___ Data supplied

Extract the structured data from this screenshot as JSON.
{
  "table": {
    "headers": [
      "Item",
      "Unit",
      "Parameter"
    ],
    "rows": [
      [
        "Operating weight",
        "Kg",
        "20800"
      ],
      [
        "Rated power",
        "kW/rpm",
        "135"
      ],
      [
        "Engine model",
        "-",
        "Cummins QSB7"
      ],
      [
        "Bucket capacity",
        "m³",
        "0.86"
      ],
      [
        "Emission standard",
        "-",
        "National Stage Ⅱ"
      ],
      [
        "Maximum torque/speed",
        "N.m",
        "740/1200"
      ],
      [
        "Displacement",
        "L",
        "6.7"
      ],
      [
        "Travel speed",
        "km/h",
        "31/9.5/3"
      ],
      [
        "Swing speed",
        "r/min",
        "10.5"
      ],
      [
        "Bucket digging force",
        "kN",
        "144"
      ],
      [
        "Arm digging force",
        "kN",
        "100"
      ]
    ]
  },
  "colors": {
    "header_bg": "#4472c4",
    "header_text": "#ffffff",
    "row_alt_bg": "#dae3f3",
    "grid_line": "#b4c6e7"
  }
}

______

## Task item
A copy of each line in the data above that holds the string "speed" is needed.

## Result
        "Maximum torque/speed",
        "Travel speed",
        "Swing speed",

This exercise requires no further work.